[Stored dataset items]
★ ★ ★
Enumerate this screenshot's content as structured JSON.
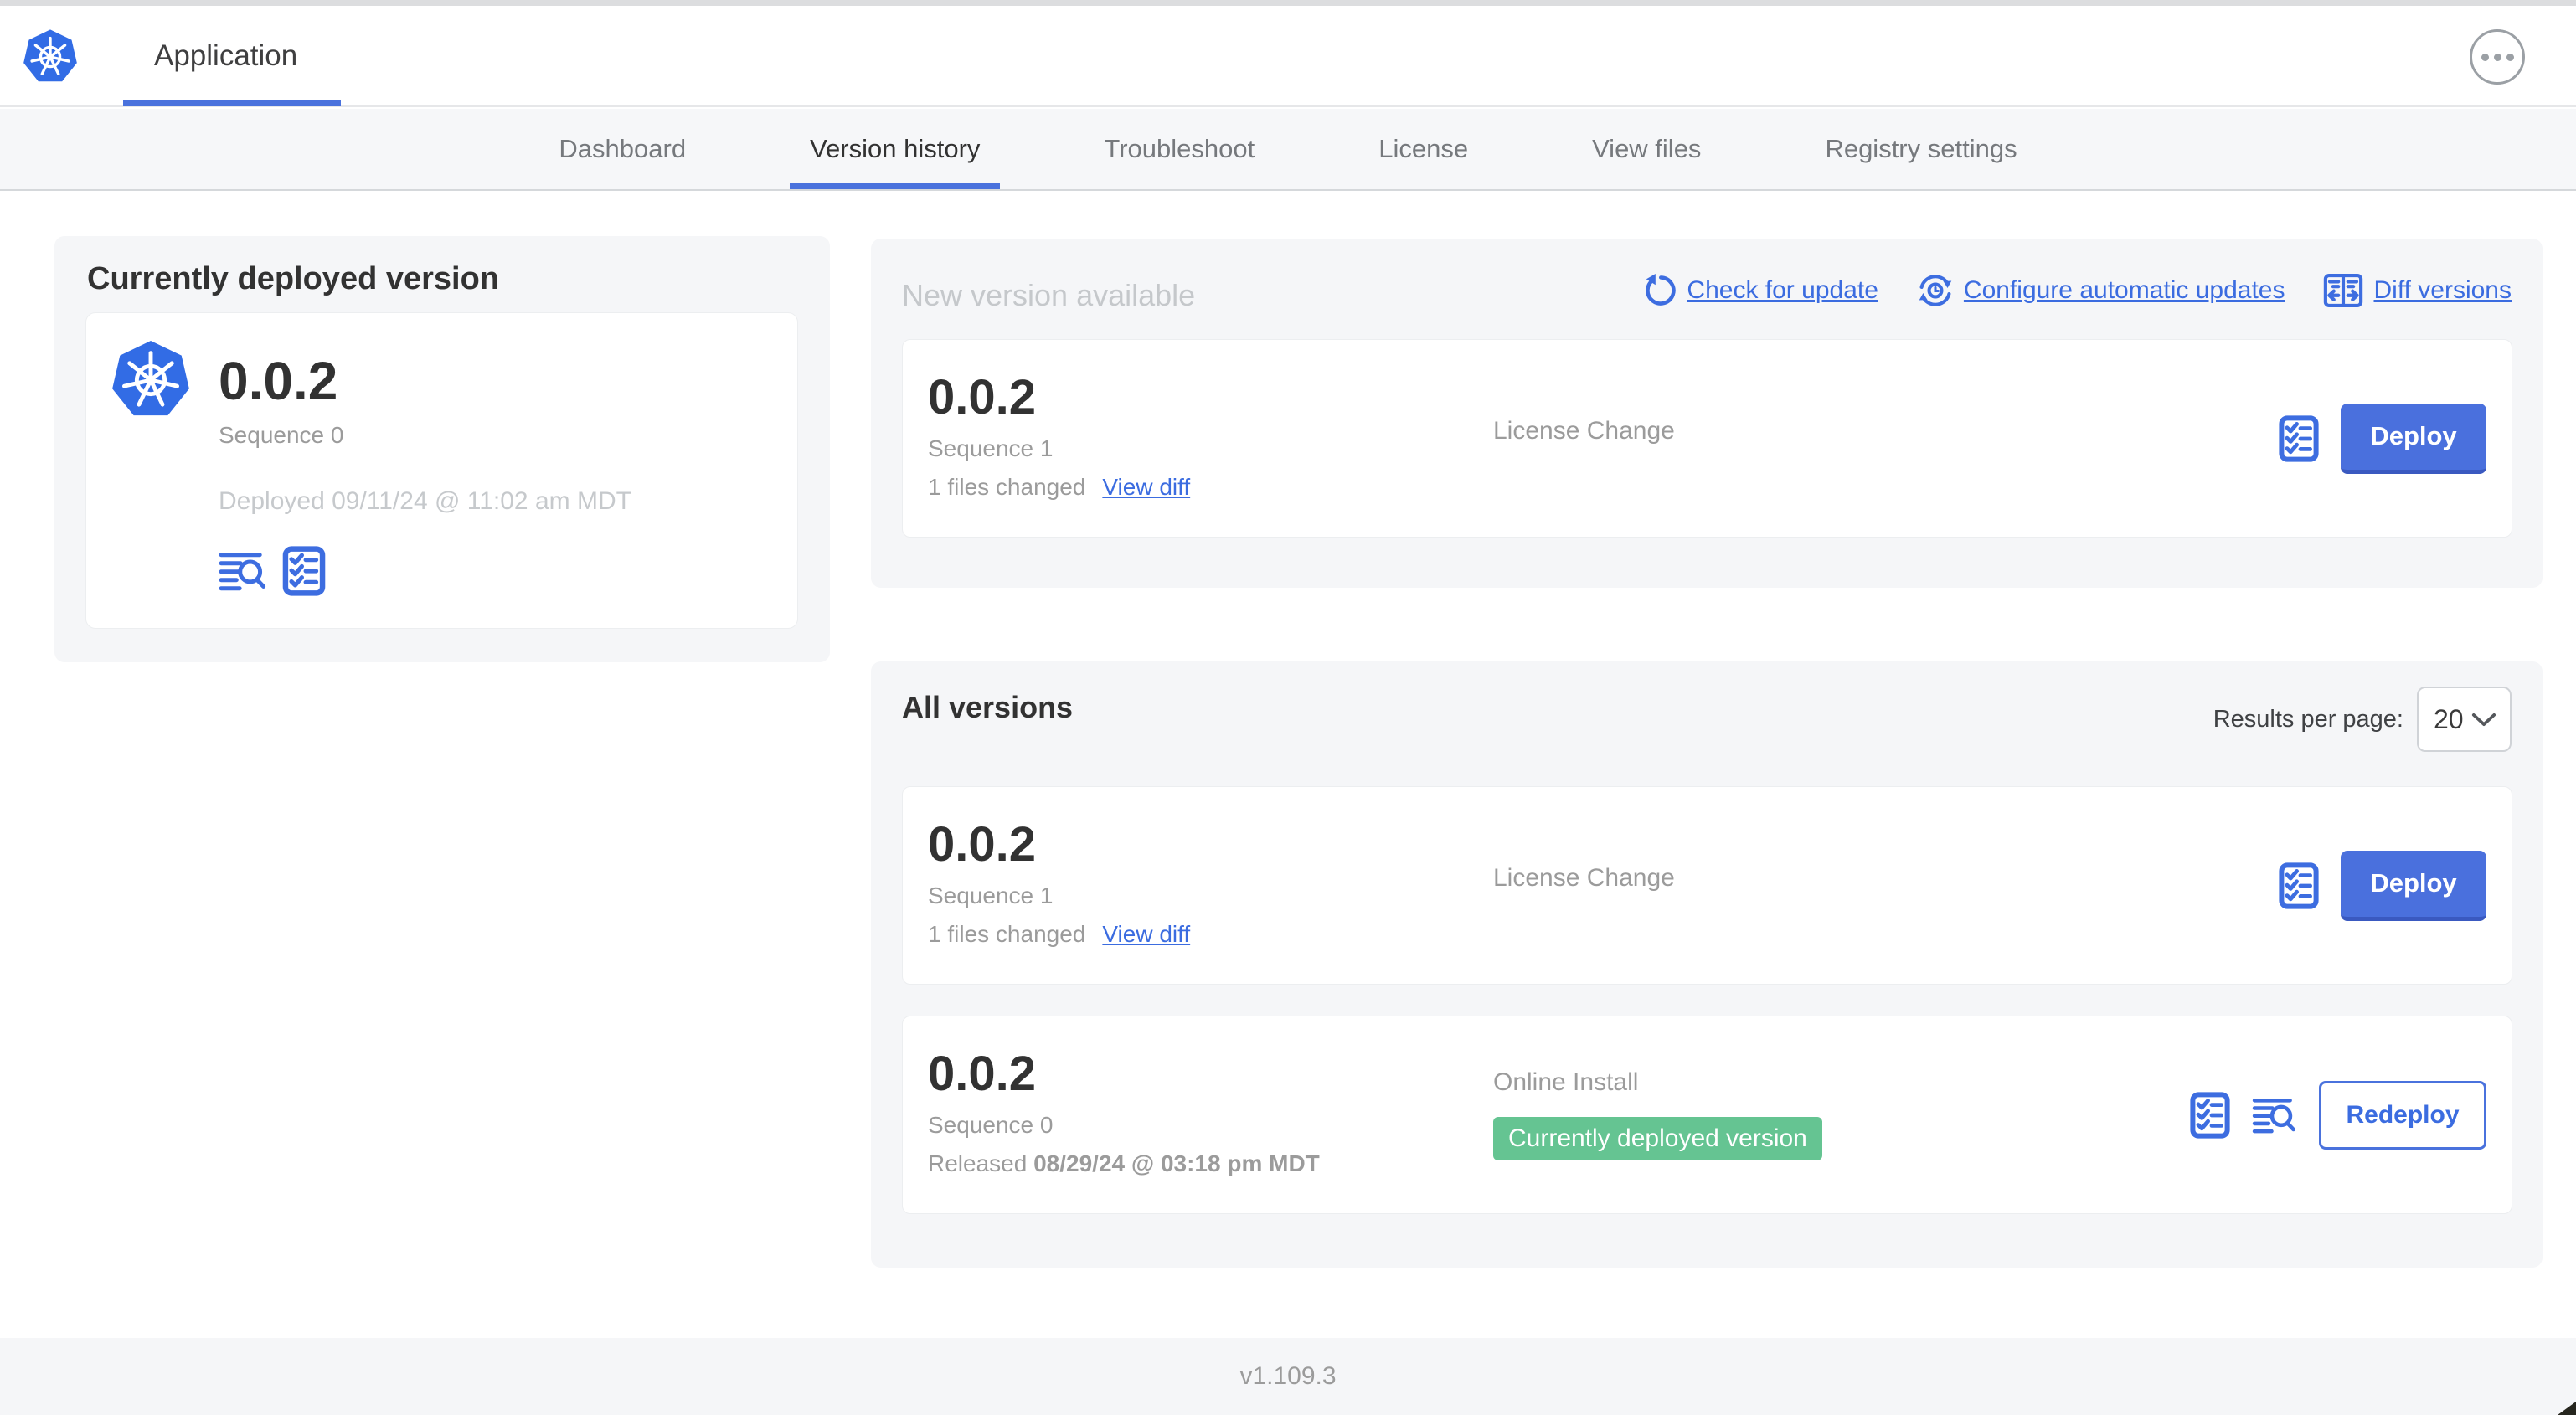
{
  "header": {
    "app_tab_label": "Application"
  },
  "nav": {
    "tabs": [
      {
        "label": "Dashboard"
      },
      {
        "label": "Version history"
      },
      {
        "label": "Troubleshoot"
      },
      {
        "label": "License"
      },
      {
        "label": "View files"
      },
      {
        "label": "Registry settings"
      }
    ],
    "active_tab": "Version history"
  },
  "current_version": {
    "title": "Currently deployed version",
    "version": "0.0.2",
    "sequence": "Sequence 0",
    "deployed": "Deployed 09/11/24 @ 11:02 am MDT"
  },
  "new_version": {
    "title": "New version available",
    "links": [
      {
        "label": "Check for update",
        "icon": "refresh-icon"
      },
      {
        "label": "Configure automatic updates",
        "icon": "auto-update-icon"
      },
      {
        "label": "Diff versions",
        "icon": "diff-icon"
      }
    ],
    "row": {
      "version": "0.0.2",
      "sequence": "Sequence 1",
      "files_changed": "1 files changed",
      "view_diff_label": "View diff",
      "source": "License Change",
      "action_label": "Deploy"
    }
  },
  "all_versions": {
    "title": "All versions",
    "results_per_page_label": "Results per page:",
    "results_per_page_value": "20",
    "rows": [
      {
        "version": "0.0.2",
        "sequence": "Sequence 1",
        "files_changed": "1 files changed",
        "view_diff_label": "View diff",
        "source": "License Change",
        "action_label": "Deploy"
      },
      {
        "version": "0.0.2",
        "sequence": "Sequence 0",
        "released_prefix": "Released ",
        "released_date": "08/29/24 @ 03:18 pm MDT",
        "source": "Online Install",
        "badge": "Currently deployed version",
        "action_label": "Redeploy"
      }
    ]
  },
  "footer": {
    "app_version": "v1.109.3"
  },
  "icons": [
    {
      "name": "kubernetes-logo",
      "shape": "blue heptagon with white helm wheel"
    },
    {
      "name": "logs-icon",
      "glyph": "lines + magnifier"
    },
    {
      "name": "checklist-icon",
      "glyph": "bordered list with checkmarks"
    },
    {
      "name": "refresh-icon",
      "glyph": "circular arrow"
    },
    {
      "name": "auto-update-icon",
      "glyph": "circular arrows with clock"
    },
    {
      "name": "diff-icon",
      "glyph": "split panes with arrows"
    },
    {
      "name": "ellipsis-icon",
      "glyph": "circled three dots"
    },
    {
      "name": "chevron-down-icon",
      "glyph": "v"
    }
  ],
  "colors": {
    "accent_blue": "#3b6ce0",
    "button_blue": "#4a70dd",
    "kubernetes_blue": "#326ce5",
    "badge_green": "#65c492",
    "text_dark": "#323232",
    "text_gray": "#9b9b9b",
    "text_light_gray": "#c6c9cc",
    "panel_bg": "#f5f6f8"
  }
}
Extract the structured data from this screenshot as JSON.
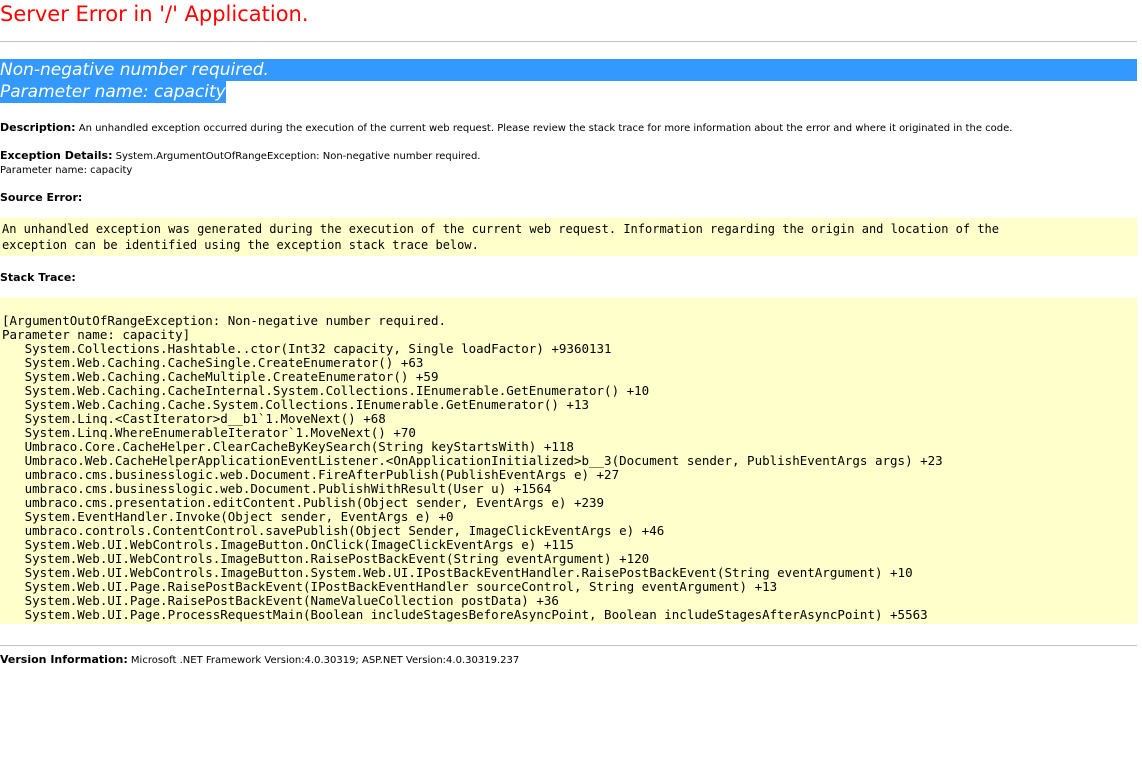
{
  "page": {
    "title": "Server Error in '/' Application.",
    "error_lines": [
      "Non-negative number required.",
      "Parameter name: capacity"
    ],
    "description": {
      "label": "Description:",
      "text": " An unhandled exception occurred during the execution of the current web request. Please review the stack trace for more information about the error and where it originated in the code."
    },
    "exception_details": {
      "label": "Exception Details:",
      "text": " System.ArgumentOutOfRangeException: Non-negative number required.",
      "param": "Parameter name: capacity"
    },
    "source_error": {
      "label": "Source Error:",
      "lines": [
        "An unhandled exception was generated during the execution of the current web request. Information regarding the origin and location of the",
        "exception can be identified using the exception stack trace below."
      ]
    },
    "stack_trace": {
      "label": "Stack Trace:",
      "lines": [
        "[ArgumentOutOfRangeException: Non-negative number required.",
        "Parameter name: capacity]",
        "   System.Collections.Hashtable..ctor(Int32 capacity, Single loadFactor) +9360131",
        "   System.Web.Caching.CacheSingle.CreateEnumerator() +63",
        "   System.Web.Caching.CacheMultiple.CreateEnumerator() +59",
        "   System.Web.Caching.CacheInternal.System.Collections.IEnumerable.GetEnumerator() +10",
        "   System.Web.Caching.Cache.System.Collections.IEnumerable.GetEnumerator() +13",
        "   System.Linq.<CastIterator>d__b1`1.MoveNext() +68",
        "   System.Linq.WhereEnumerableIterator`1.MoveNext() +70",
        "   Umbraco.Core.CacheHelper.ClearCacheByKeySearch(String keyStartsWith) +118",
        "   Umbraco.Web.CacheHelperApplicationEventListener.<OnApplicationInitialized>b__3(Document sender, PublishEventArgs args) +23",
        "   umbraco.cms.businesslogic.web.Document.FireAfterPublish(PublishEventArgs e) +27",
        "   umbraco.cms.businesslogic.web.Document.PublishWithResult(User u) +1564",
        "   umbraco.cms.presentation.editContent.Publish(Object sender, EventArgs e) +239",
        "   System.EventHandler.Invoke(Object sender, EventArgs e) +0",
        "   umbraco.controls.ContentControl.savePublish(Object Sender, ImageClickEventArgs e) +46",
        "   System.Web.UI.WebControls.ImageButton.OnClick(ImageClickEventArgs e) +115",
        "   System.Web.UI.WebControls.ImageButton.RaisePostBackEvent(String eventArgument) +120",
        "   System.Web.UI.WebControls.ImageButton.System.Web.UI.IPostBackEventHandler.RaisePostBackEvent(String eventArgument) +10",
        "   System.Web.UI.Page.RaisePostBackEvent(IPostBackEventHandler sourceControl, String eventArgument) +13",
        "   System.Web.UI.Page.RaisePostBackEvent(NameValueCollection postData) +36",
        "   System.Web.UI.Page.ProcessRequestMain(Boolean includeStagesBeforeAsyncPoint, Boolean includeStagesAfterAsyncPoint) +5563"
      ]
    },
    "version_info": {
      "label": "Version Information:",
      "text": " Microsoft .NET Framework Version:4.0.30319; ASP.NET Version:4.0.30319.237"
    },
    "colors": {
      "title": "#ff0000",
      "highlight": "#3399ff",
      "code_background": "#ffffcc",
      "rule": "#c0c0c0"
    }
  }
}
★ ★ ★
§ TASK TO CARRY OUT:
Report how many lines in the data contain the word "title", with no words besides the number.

§ ANSWER TO THE EXERCISE:
5